I used my work belt and my SPACENAG (which is working amazingly).
As I stated at the beginning, this course was worth every bit. Aaron’s professionalism was unmatched. He is a “why” guy. “Why” am I doing something this way? Being able to answer that will almost always lead to the best way of doing things. I also want to give a shout out to the Coweta County Sheriffs and Fulton County School Police. These two agencies are where the rest of the class members came from and they were all great guys. It was odd but nice being the lone military guy in a class. It allowed me to see and hear different perspectives and viewpoints. The class was definitely geared towards law-enforcement but I still took a lot away that can be used both in my current job and also as a civilian.

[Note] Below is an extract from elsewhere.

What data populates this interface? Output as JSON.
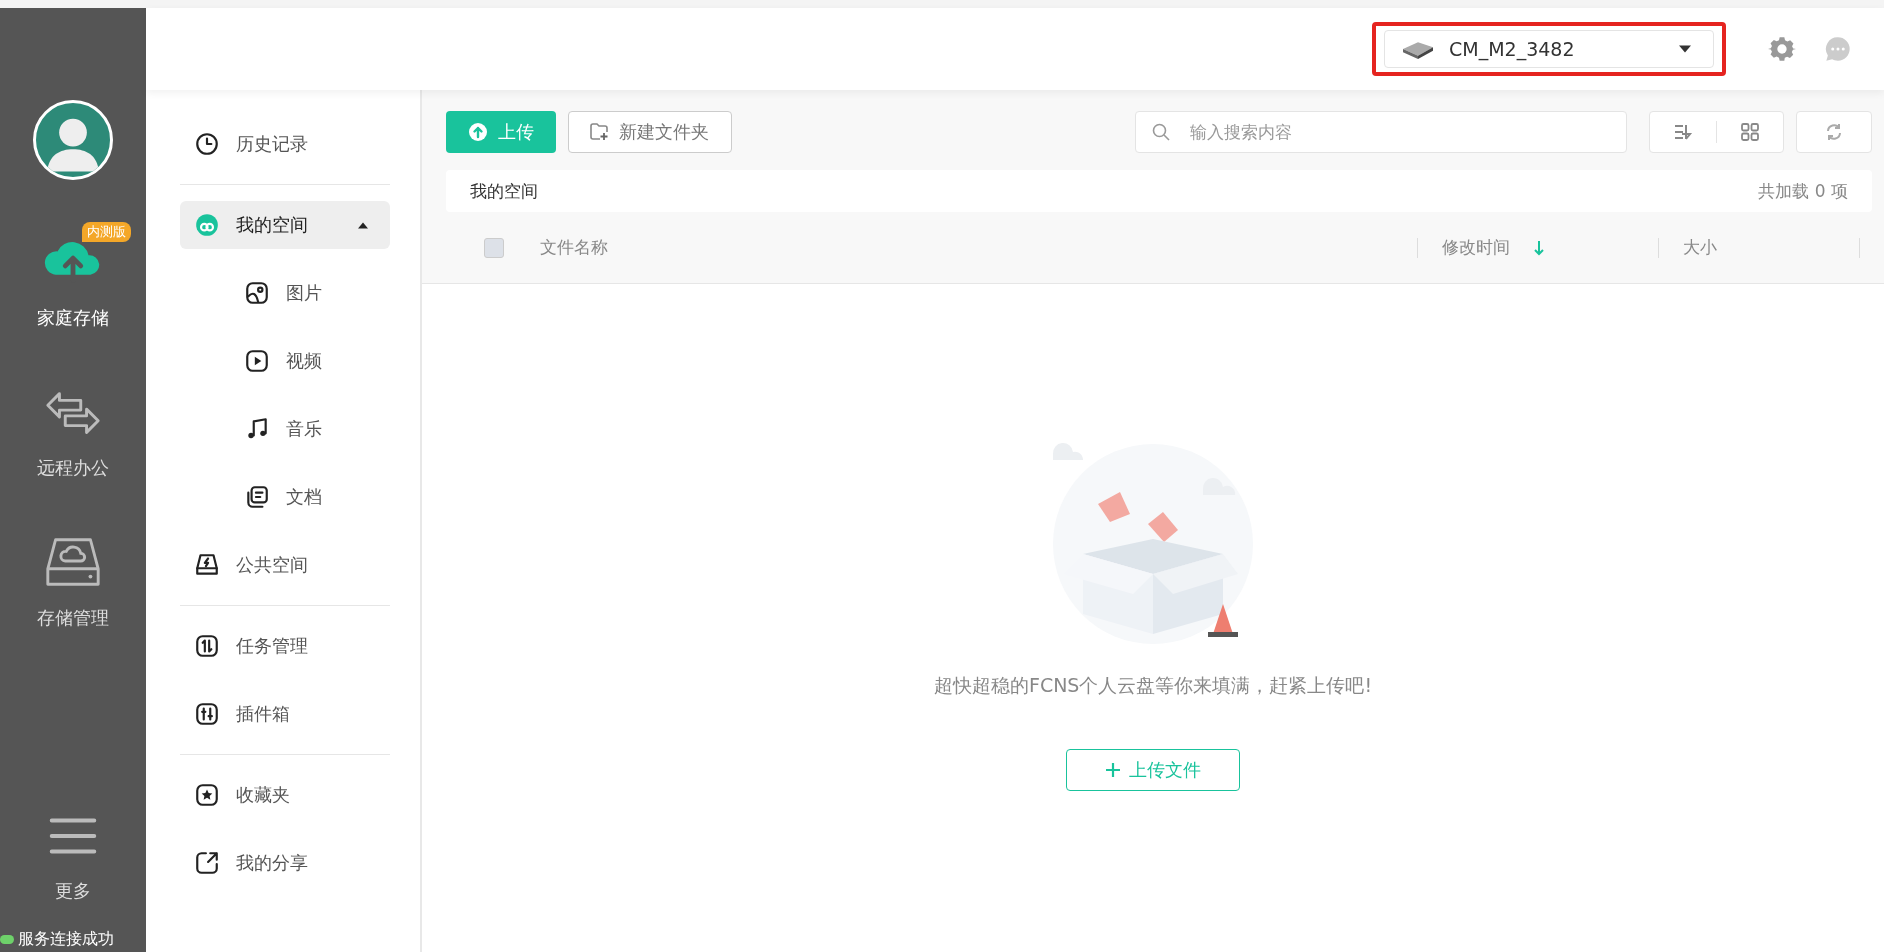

I know I recently wrote about why you should compete and I believe getting good training goes right along with that. If you carry or ever think you will have to use a gun in defense of yourself or loved ones then you owe it to them to be as proficient as you can. Take classes when you are able. Spread the love and try different instructors. Sometimes even if the instruction is the exact same but the instructor uses different words, that is all it takes for some new information to sink in. Now get out there and train.